She added, "I'm sure not going to tell some Israeli what to do about a zoning dispute in Rehovot, but when Orthodox rabbis…attempt to legislate gender segregation, it's something we have to be concerned about."
Rabbi Moshe Waldoks of Temple Beth Zion in Brookline forwarded a letter to congregants from Daniel Sokatch, CEO of the New Israel Fund, asking people to email the Israeli transportation minister to tell him "women do not belong in the back of the bus."
In an email to The Jewish Advocate,
Waldoks wrote that the segregation of buses in Israel will "sharpen and expand the already bitter divide between observant and nonobservant Jews in Israel."
"What is usually the case in these issues whether it be in Saudi Arabia or within the haredi precincts of Jerusalem and elsewhere in Israel, it is not a women's issue, but rather a men's issue. Are men so weak willed that sitting next to a woman will drive them to immorality?" he wrote.
But many Orthodox women say the buses that separate people according to gender are better for women, too. Rebbetzin Chanie Krinsky of the Chabad Jewish Center in Needham said she has traveled on buses in the Orthodox community in Monsey, N.Y., where women sit on the right and men on the left. When the men pray, a curtain is pulled down the aisle.
"If you're going with your husband, it's inconvenient, but when you're going on the bus and you don't know anyone, it's easier to sit near a woman," she said.

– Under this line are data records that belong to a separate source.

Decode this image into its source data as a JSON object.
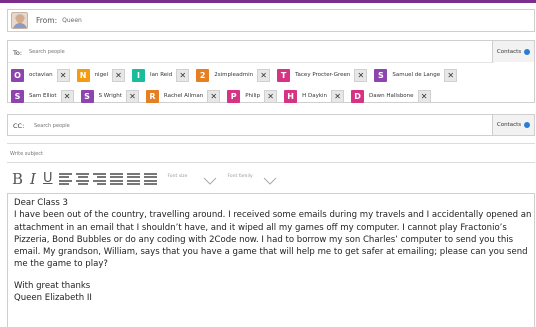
{
  "from": {
    "label": "From:",
    "name": "Queen"
  },
  "to": {
    "label": "To:",
    "placeholder": "Search people",
    "contacts_label": "Contacts",
    "recipients": [
      {
        "initial": "O",
        "name": "octavian",
        "color": "#8e44ad"
      },
      {
        "initial": "N",
        "name": "nigel",
        "color": "#f39c12"
      },
      {
        "initial": "I",
        "name": "Ian Reid",
        "color": "#1abc9c"
      },
      {
        "initial": "2",
        "name": "2simpleadmin",
        "color": "#e67e22"
      },
      {
        "initial": "T",
        "name": "Tacey Procter-Green",
        "color": "#d63384"
      },
      {
        "initial": "S",
        "name": "Samuel de Lange",
        "color": "#8e44ad"
      },
      {
        "initial": "S",
        "name": "Sam Elliot",
        "color": "#8e44ad"
      },
      {
        "initial": "S",
        "name": "S Wright",
        "color": "#8e44ad"
      },
      {
        "initial": "R",
        "name": "Rachel Allman",
        "color": "#e67e22"
      },
      {
        "initial": "P",
        "name": "Philip",
        "color": "#d63384"
      },
      {
        "initial": "H",
        "name": "H Daykin",
        "color": "#d63384"
      },
      {
        "initial": "D",
        "name": "Dawn Hallsbone",
        "color": "#d63384"
      }
    ]
  },
  "cc": {
    "label": "CC:",
    "placeholder": "Search people",
    "contacts_label": "Contacts"
  },
  "subject": {
    "placeholder": "Write subject"
  },
  "toolbar": {
    "bold": "B",
    "italic": "I",
    "underline": "U",
    "font_size_label": "Font size",
    "font_family_label": "Font family"
  },
  "message": {
    "greeting": "Dear Class 3",
    "paragraph": "I have been out of the country, travelling around. I received some emails during my travels and I accidentally opened an attachment in an email that I shouldn’t have, and it wiped all my games off my computer. I cannot play Fractonio’s Pizzeria, Bond Bubbles or do any coding with 2Code now. I had to borrow my son Charles’ computer to send you this email. My grandson, William, says that you have a game that will help me to get safer at emailing; please can you send me the game to play?",
    "closing": "With great thanks",
    "signature": "Queen Elizabeth II"
  },
  "colors": {
    "accent": "#7b2d8b",
    "contacts_icon": "#2b7cd3"
  }
}
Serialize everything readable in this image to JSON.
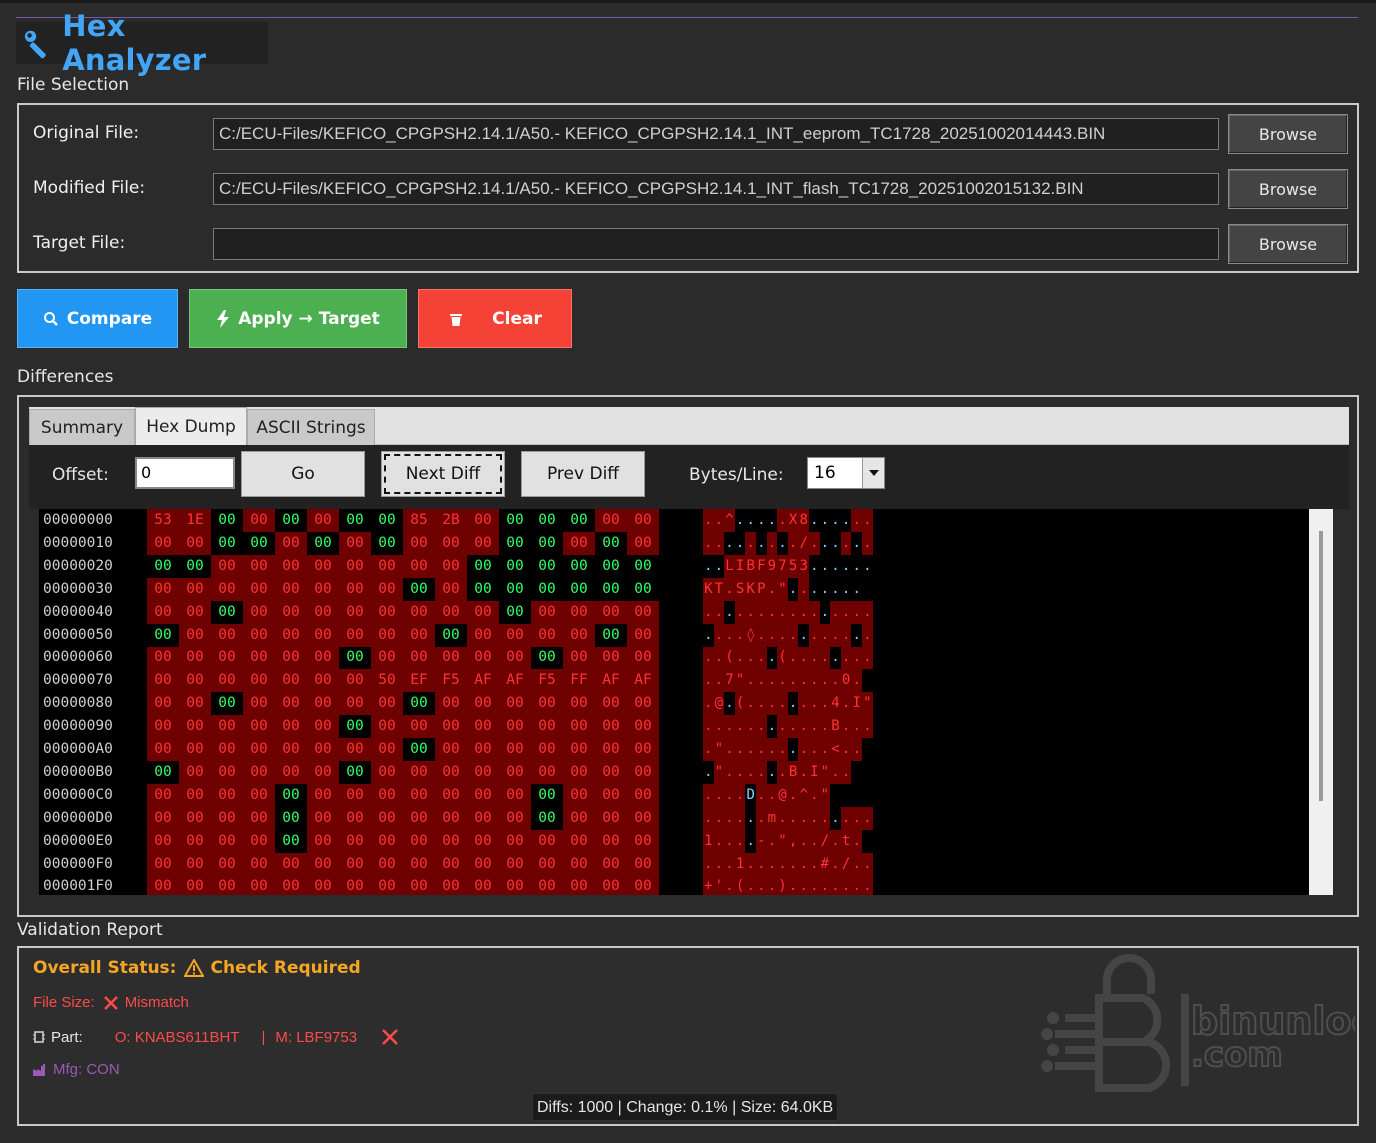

She said it is more difficult on a bus with mixed seating to observe halacha, which mandates that Orthodox individuals not have intentional physical contact with a member of the opposite sex who is not a family member.
Still, for Americans, it's hard not to think of Rosa Parks. Nancy Kaufman, executive director of the Jewish Community Relations Council, said "I think the symbolic nature of women in the back of the bus is not a good image either for Israel or for any of us."
Gender-segregated buses, she said, "would be a setback for the rights of women in Israel, be they Orthodox or Reform or secular."